### EXERCISE DIRECTIONS
Return the whole listing exactly, omitting the pictures.

### DATA FOR THIS TASK
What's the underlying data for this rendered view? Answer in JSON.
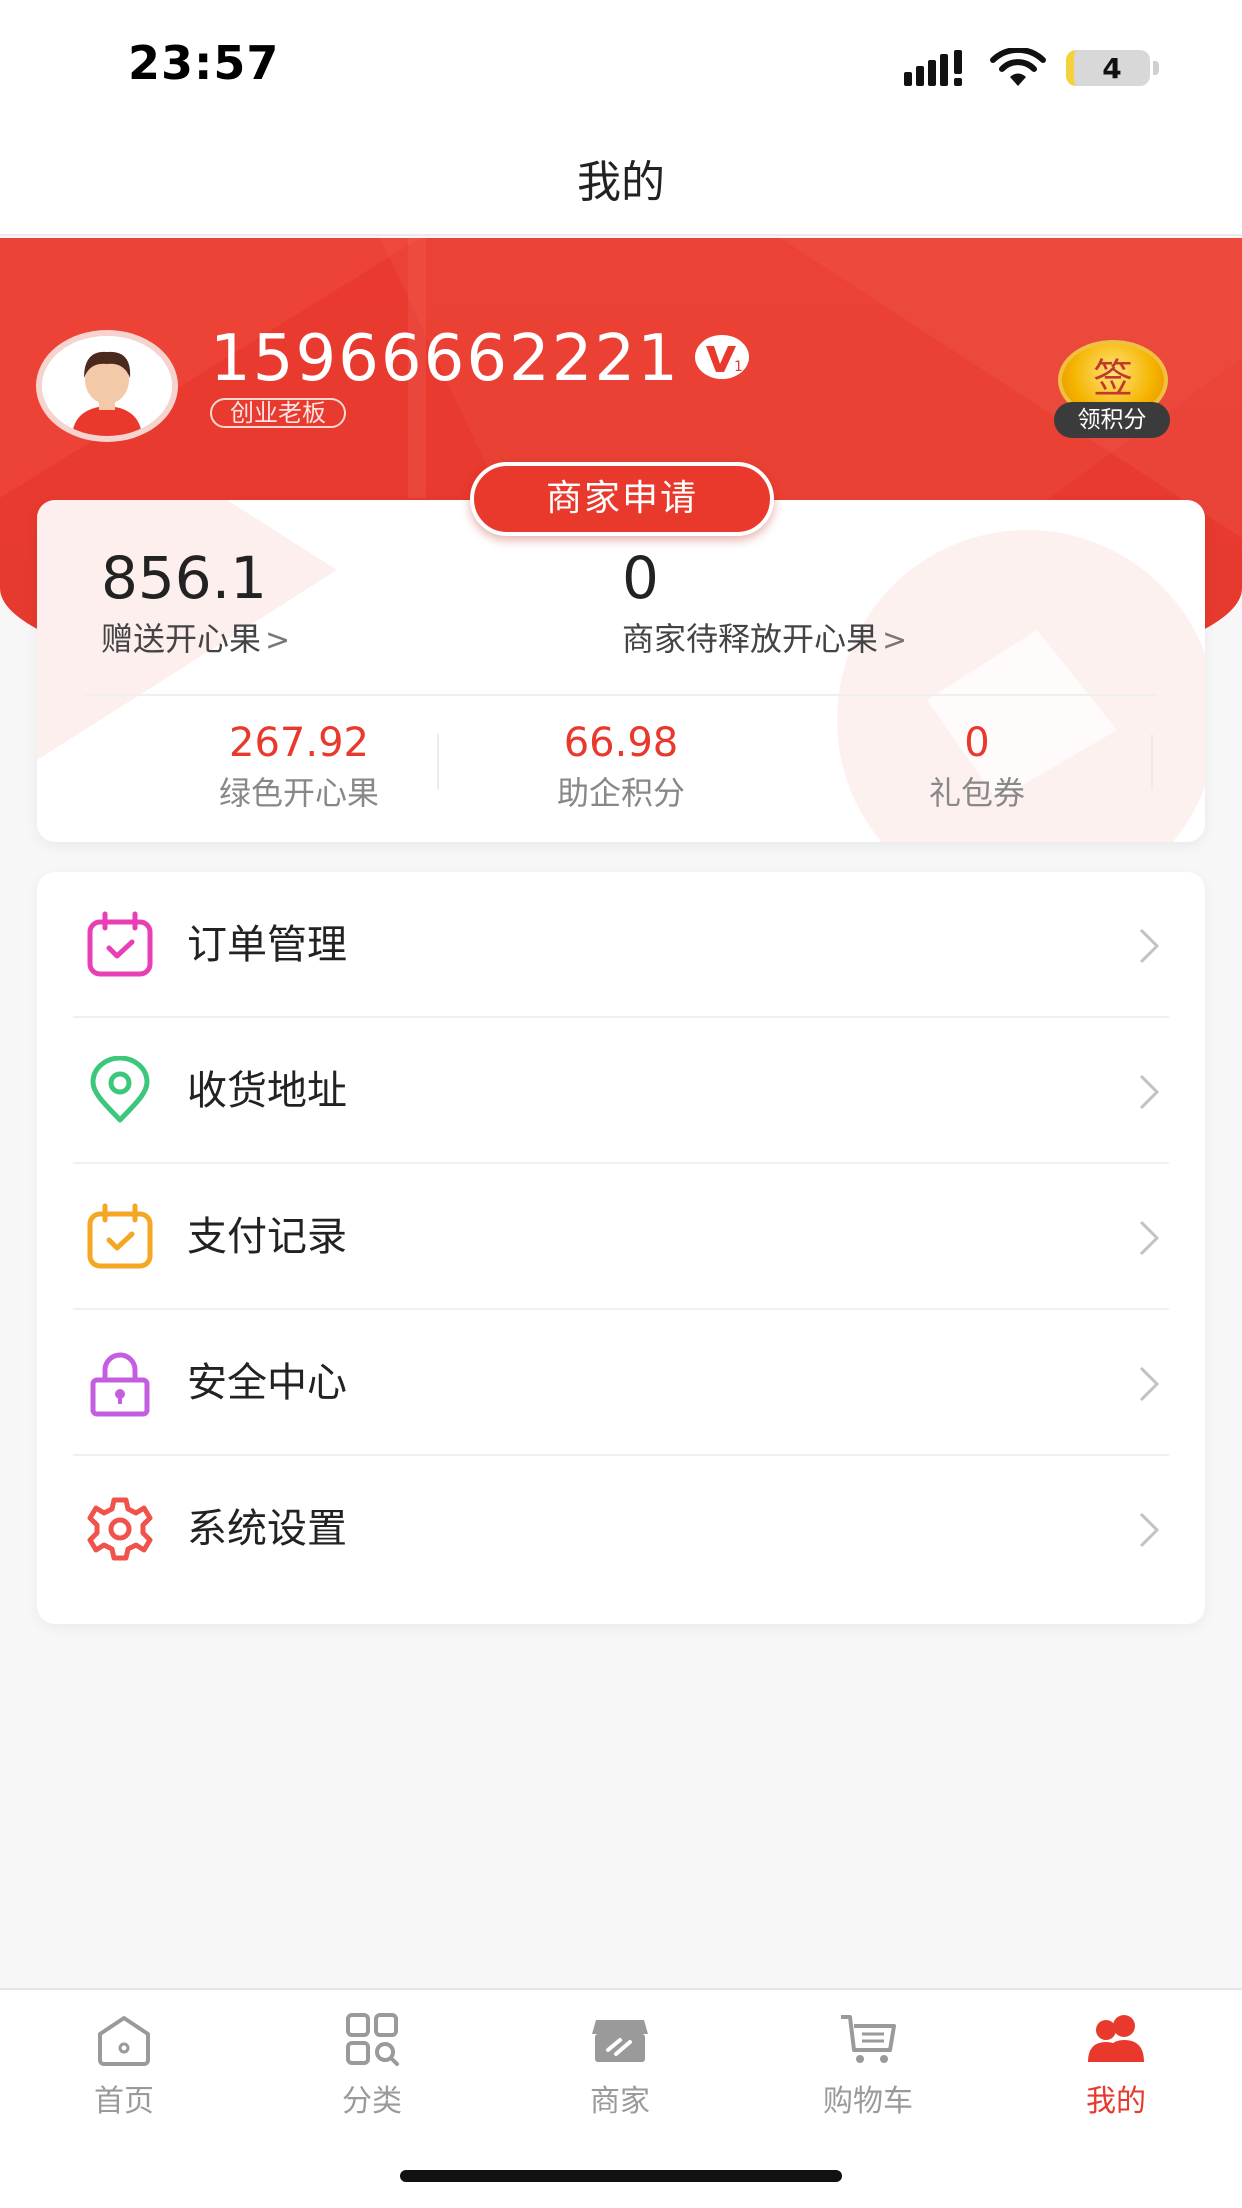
{
  "status_bar": {
    "time": "23:57",
    "battery_level": "4",
    "icons": [
      "signal-icon",
      "wifi-icon",
      "battery-icon"
    ]
  },
  "nav": {
    "title": "我的"
  },
  "profile": {
    "phone": "15966662221",
    "role": "创业老板",
    "vip_badge_icon": "vip-level-1-badge",
    "signin_char": "签",
    "signin_label": "领积分"
  },
  "merchant_apply_label": "商家申请",
  "stats": {
    "gift_value": "856.1",
    "gift_label": "赠送开心果",
    "merchant_pending_value": "0",
    "merchant_pending_label": "商家待释放开心果",
    "chevron": ">",
    "columns": [
      {
        "value": "267.92",
        "label": "绿色开心果"
      },
      {
        "value": "66.98",
        "label": "助企积分"
      },
      {
        "value": "0",
        "label": "礼包券"
      }
    ]
  },
  "menu": [
    {
      "label": "订单管理",
      "icon": "order-calendar-icon",
      "color": "#e93fb6"
    },
    {
      "label": "收货地址",
      "icon": "location-pin-icon",
      "color": "#3cc77a"
    },
    {
      "label": "支付记录",
      "icon": "payment-calendar-icon",
      "color": "#f5a623"
    },
    {
      "label": "安全中心",
      "icon": "lock-icon",
      "color": "#c45ee0"
    },
    {
      "label": "系统设置",
      "icon": "gear-icon",
      "color": "#f0524c"
    }
  ],
  "tabs": [
    {
      "label": "首页",
      "icon": "home-icon",
      "active": false
    },
    {
      "label": "分类",
      "icon": "category-grid-icon",
      "active": false
    },
    {
      "label": "商家",
      "icon": "store-icon",
      "active": false
    },
    {
      "label": "购物车",
      "icon": "cart-icon",
      "active": false
    },
    {
      "label": "我的",
      "icon": "users-icon",
      "active": true
    }
  ],
  "colors": {
    "primary_red": "#e8392c",
    "tab_inactive": "#9a9a9a",
    "background": "#f7f7f7"
  }
}
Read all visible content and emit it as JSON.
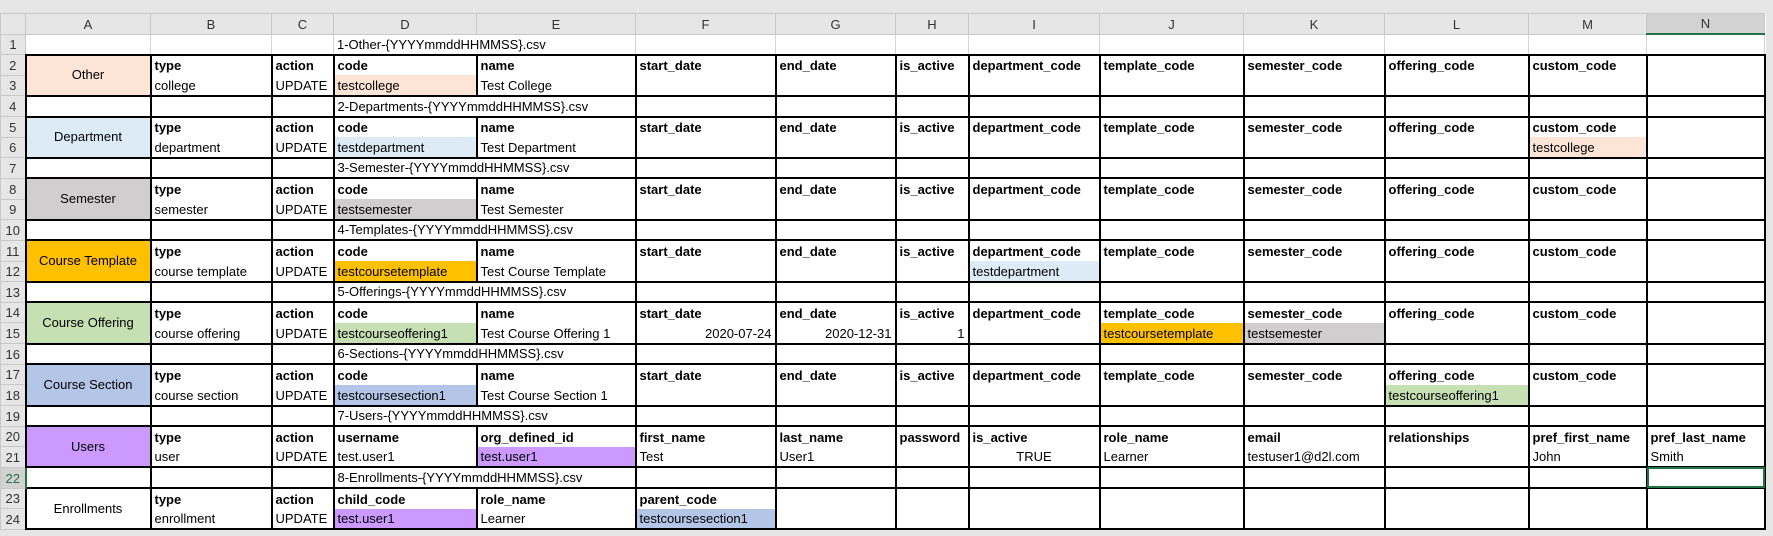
{
  "columns": [
    "A",
    "B",
    "C",
    "D",
    "E",
    "F",
    "G",
    "H",
    "I",
    "J",
    "K",
    "L",
    "M",
    "N"
  ],
  "selected_cell": {
    "column": "N",
    "row": 22
  },
  "first_file": "1-Other-{YYYYmmddHHMMSS}.csv",
  "blocks": [
    {
      "label": "Other",
      "color": "#fce4d6",
      "headers": [
        "type",
        "action",
        "code",
        "name",
        "start_date",
        "end_date",
        "is_active",
        "department_code",
        "template_code",
        "semester_code",
        "offering_code",
        "custom_code",
        ""
      ],
      "values": [
        "college",
        "UPDATE",
        "testcollege",
        "Test College",
        "",
        "",
        "",
        "",
        "",
        "",
        "",
        "",
        ""
      ],
      "highlights": {
        "2": "#fce4d6"
      }
    },
    {
      "label": "Department",
      "color": "#ddebf7",
      "file": "2-Departments-{YYYYmmddHHMMSS}.csv",
      "headers": [
        "type",
        "action",
        "code",
        "name",
        "start_date",
        "end_date",
        "is_active",
        "department_code",
        "template_code",
        "semester_code",
        "offering_code",
        "custom_code",
        ""
      ],
      "values": [
        "department",
        "UPDATE",
        "testdepartment",
        "Test Department",
        "",
        "",
        "",
        "",
        "",
        "",
        "",
        "testcollege",
        ""
      ],
      "highlights": {
        "2": "#ddebf7",
        "11": "#fce4d6"
      }
    },
    {
      "label": "Semester",
      "color": "#d0cece",
      "file": "3-Semester-{YYYYmmddHHMMSS}.csv",
      "headers": [
        "type",
        "action",
        "code",
        "name",
        "start_date",
        "end_date",
        "is_active",
        "department_code",
        "template_code",
        "semester_code",
        "offering_code",
        "custom_code",
        ""
      ],
      "values": [
        "semester",
        "UPDATE",
        "testsemester",
        "Test Semester",
        "",
        "",
        "",
        "",
        "",
        "",
        "",
        "",
        ""
      ],
      "highlights": {
        "2": "#d0cece"
      }
    },
    {
      "label": "Course Template",
      "color": "#ffc000",
      "file": "4-Templates-{YYYYmmddHHMMSS}.csv",
      "headers": [
        "type",
        "action",
        "code",
        "name",
        "start_date",
        "end_date",
        "is_active",
        "department_code",
        "template_code",
        "semester_code",
        "offering_code",
        "custom_code",
        ""
      ],
      "values": [
        "course template",
        "UPDATE",
        "testcoursetemplate",
        "Test Course Template",
        "",
        "",
        "",
        "testdepartment",
        "",
        "",
        "",
        "",
        ""
      ],
      "highlights": {
        "2": "#ffc000",
        "7": "#ddebf7"
      }
    },
    {
      "label": "Course Offering",
      "color": "#c6e0b4",
      "file": "5-Offerings-{YYYYmmddHHMMSS}.csv",
      "headers": [
        "type",
        "action",
        "code",
        "name",
        "start_date",
        "end_date",
        "is_active",
        "department_code",
        "template_code",
        "semester_code",
        "offering_code",
        "custom_code",
        ""
      ],
      "values": [
        "course offering",
        "UPDATE",
        "testcourseoffering1",
        "Test Course Offering 1",
        "2020-07-24",
        "2020-12-31",
        "1",
        "",
        "testcoursetemplate",
        "testsemester",
        "",
        "",
        ""
      ],
      "highlights": {
        "2": "#c6e0b4",
        "8": "#ffc000",
        "9": "#d0cece"
      }
    },
    {
      "label": "Course Section",
      "color": "#b4c6e7",
      "file": "6-Sections-{YYYYmmddHHMMSS}.csv",
      "headers": [
        "type",
        "action",
        "code",
        "name",
        "start_date",
        "end_date",
        "is_active",
        "department_code",
        "template_code",
        "semester_code",
        "offering_code",
        "custom_code",
        ""
      ],
      "values": [
        "course section",
        "UPDATE",
        "testcoursesection1",
        "Test Course Section 1",
        "",
        "",
        "",
        "",
        "",
        "",
        "testcourseoffering1",
        "",
        ""
      ],
      "highlights": {
        "2": "#b4c6e7",
        "10": "#c6e0b4"
      }
    },
    {
      "label": "Users",
      "color": "#cc99ff",
      "file": "7-Users-{YYYYmmddHHMMSS}.csv",
      "headers": [
        "type",
        "action",
        "username",
        "org_defined_id",
        "first_name",
        "last_name",
        "password",
        "is_active",
        "role_name",
        "email",
        "relationships",
        "pref_first_name",
        "pref_last_name"
      ],
      "values": [
        "user",
        "UPDATE",
        "test.user1",
        "test.user1",
        "Test",
        "User1",
        "",
        "TRUE",
        "Learner",
        "testuser1@d2l.com",
        "",
        "John",
        "Smith"
      ],
      "highlights": {
        "3": "#cc99ff"
      }
    },
    {
      "label": "Enrollments",
      "color": "#ffffff",
      "file": "8-Enrollments-{YYYYmmddHHMMSS}.csv",
      "headers": [
        "type",
        "action",
        "child_code",
        "role_name",
        "parent_code",
        "",
        "",
        "",
        "",
        "",
        "",
        "",
        ""
      ],
      "values": [
        "enrollment",
        "UPDATE",
        "test.user1",
        "Learner",
        "testcoursesection1",
        "",
        "",
        "",
        "",
        "",
        "",
        "",
        ""
      ],
      "highlights": {
        "2": "#cc99ff",
        "4": "#b4c6e7"
      }
    }
  ]
}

### SOLUTION TO THE EXERCISE
What's the underlying data for this rendered view? Answer in JSON.
{
  "status_bar": {
    "time": "23:57",
    "battery_level": "4",
    "icons": [
      "signal-icon",
      "wifi-icon",
      "battery-icon"
    ]
  },
  "nav": {
    "title": "我的"
  },
  "profile": {
    "phone": "15966662221",
    "role": "创业老板",
    "vip_badge_icon": "vip-level-1-badge",
    "signin_char": "签",
    "signin_label": "领积分"
  },
  "merchant_apply_label": "商家申请",
  "stats": {
    "gift_value": "856.1",
    "gift_label": "赠送开心果",
    "merchant_pending_value": "0",
    "merchant_pending_label": "商家待释放开心果",
    "chevron": ">",
    "columns": [
      {
        "value": "267.92",
        "label": "绿色开心果"
      },
      {
        "value": "66.98",
        "label": "助企积分"
      },
      {
        "value": "0",
        "label": "礼包券"
      }
    ]
  },
  "menu": [
    {
      "label": "订单管理",
      "icon": "order-calendar-icon",
      "color": "#e93fb6"
    },
    {
      "label": "收货地址",
      "icon": "location-pin-icon",
      "color": "#3cc77a"
    },
    {
      "label": "支付记录",
      "icon": "payment-calendar-icon",
      "color": "#f5a623"
    },
    {
      "label": "安全中心",
      "icon": "lock-icon",
      "color": "#c45ee0"
    },
    {
      "label": "系统设置",
      "icon": "gear-icon",
      "color": "#f0524c"
    }
  ],
  "tabs": [
    {
      "label": "首页",
      "icon": "home-icon",
      "active": false
    },
    {
      "label": "分类",
      "icon": "category-grid-icon",
      "active": false
    },
    {
      "label": "商家",
      "icon": "store-icon",
      "active": false
    },
    {
      "label": "购物车",
      "icon": "cart-icon",
      "active": false
    },
    {
      "label": "我的",
      "icon": "users-icon",
      "active": true
    }
  ],
  "colors": {
    "primary_red": "#e8392c",
    "tab_inactive": "#9a9a9a",
    "background": "#f7f7f7"
  }
}
Read all visible content and emit it as JSON.
{
  "columns": [
    "A",
    "B",
    "C",
    "D",
    "E",
    "F",
    "G",
    "H",
    "I",
    "J",
    "K",
    "L",
    "M",
    "N"
  ],
  "selected_cell": {
    "column": "N",
    "row": 22
  },
  "first_file": "1-Other-{YYYYmmddHHMMSS}.csv",
  "blocks": [
    {
      "label": "Other",
      "color": "#fce4d6",
      "headers": [
        "type",
        "action",
        "code",
        "name",
        "start_date",
        "end_date",
        "is_active",
        "department_code",
        "template_code",
        "semester_code",
        "offering_code",
        "custom_code",
        ""
      ],
      "values": [
        "college",
        "UPDATE",
        "testcollege",
        "Test College",
        "",
        "",
        "",
        "",
        "",
        "",
        "",
        "",
        ""
      ],
      "highlights": {
        "2": "#fce4d6"
      }
    },
    {
      "label": "Department",
      "color": "#ddebf7",
      "file": "2-Departments-{YYYYmmddHHMMSS}.csv",
      "headers": [
        "type",
        "action",
        "code",
        "name",
        "start_date",
        "end_date",
        "is_active",
        "department_code",
        "template_code",
        "semester_code",
        "offering_code",
        "custom_code",
        ""
      ],
      "values": [
        "department",
        "UPDATE",
        "testdepartment",
        "Test Department",
        "",
        "",
        "",
        "",
        "",
        "",
        "",
        "testcollege",
        ""
      ],
      "highlights": {
        "2": "#ddebf7",
        "11": "#fce4d6"
      }
    },
    {
      "label": "Semester",
      "color": "#d0cece",
      "file": "3-Semester-{YYYYmmddHHMMSS}.csv",
      "headers": [
        "type",
        "action",
        "code",
        "name",
        "start_date",
        "end_date",
        "is_active",
        "department_code",
        "template_code",
        "semester_code",
        "offering_code",
        "custom_code",
        ""
      ],
      "values": [
        "semester",
        "UPDATE",
        "testsemester",
        "Test Semester",
        "",
        "",
        "",
        "",
        "",
        "",
        "",
        "",
        ""
      ],
      "highlights": {
        "2": "#d0cece"
      }
    },
    {
      "label": "Course Template",
      "color": "#ffc000",
      "file": "4-Templates-{YYYYmmddHHMMSS}.csv",
      "headers": [
        "type",
        "action",
        "code",
        "name",
        "start_date",
        "end_date",
        "is_active",
        "department_code",
        "template_code",
        "semester_code",
        "offering_code",
        "custom_code",
        ""
      ],
      "values": [
        "course template",
        "UPDATE",
        "testcoursetemplate",
        "Test Course Template",
        "",
        "",
        "",
        "testdepartment",
        "",
        "",
        "",
        "",
        ""
      ],
      "highlights": {
        "2": "#ffc000",
        "7": "#ddebf7"
      }
    },
    {
      "label": "Course Offering",
      "color": "#c6e0b4",
      "file": "5-Offerings-{YYYYmmddHHMMSS}.csv",
      "headers": [
        "type",
        "action",
        "code",
        "name",
        "start_date",
        "end_date",
        "is_active",
        "department_code",
        "template_code",
        "semester_code",
        "offering_code",
        "custom_code",
        ""
      ],
      "values": [
        "course offering",
        "UPDATE",
        "testcourseoffering1",
        "Test Course Offering 1",
        "2020-07-24",
        "2020-12-31",
        "1",
        "",
        "testcoursetemplate",
        "testsemester",
        "",
        "",
        ""
      ],
      "highlights": {
        "2": "#c6e0b4",
        "8": "#ffc000",
        "9": "#d0cece"
      }
    },
    {
      "label": "Course Section",
      "color": "#b4c6e7",
      "file": "6-Sections-{YYYYmmddHHMMSS}.csv",
      "headers": [
        "type",
        "action",
        "code",
        "name",
        "start_date",
        "end_date",
        "is_active",
        "department_code",
        "template_code",
        "semester_code",
        "offering_code",
        "custom_code",
        ""
      ],
      "values": [
        "course section",
        "UPDATE",
        "testcoursesection1",
        "Test Course Section 1",
        "",
        "",
        "",
        "",
        "",
        "",
        "testcourseoffering1",
        "",
        ""
      ],
      "highlights": {
        "2": "#b4c6e7",
        "10": "#c6e0b4"
      }
    },
    {
      "label": "Users",
      "color": "#cc99ff",
      "file": "7-Users-{YYYYmmddHHMMSS}.csv",
      "headers": [
        "type",
        "action",
        "username",
        "org_defined_id",
        "first_name",
        "last_name",
        "password",
        "is_active",
        "role_name",
        "email",
        "relationships",
        "pref_first_name",
        "pref_last_name"
      ],
      "values": [
        "user",
        "UPDATE",
        "test.user1",
        "test.user1",
        "Test",
        "User1",
        "",
        "TRUE",
        "Learner",
        "testuser1@d2l.com",
        "",
        "John",
        "Smith"
      ],
      "highlights": {
        "3": "#cc99ff"
      }
    },
    {
      "label": "Enrollments",
      "color": "#ffffff",
      "file": "8-Enrollments-{YYYYmmddHHMMSS}.csv",
      "headers": [
        "type",
        "action",
        "child_code",
        "role_name",
        "parent_code",
        "",
        "",
        "",
        "",
        "",
        "",
        "",
        ""
      ],
      "values": [
        "enrollment",
        "UPDATE",
        "test.user1",
        "Learner",
        "testcoursesection1",
        "",
        "",
        "",
        "",
        "",
        "",
        "",
        ""
      ],
      "highlights": {
        "2": "#cc99ff",
        "4": "#b4c6e7"
      }
    }
  ]
}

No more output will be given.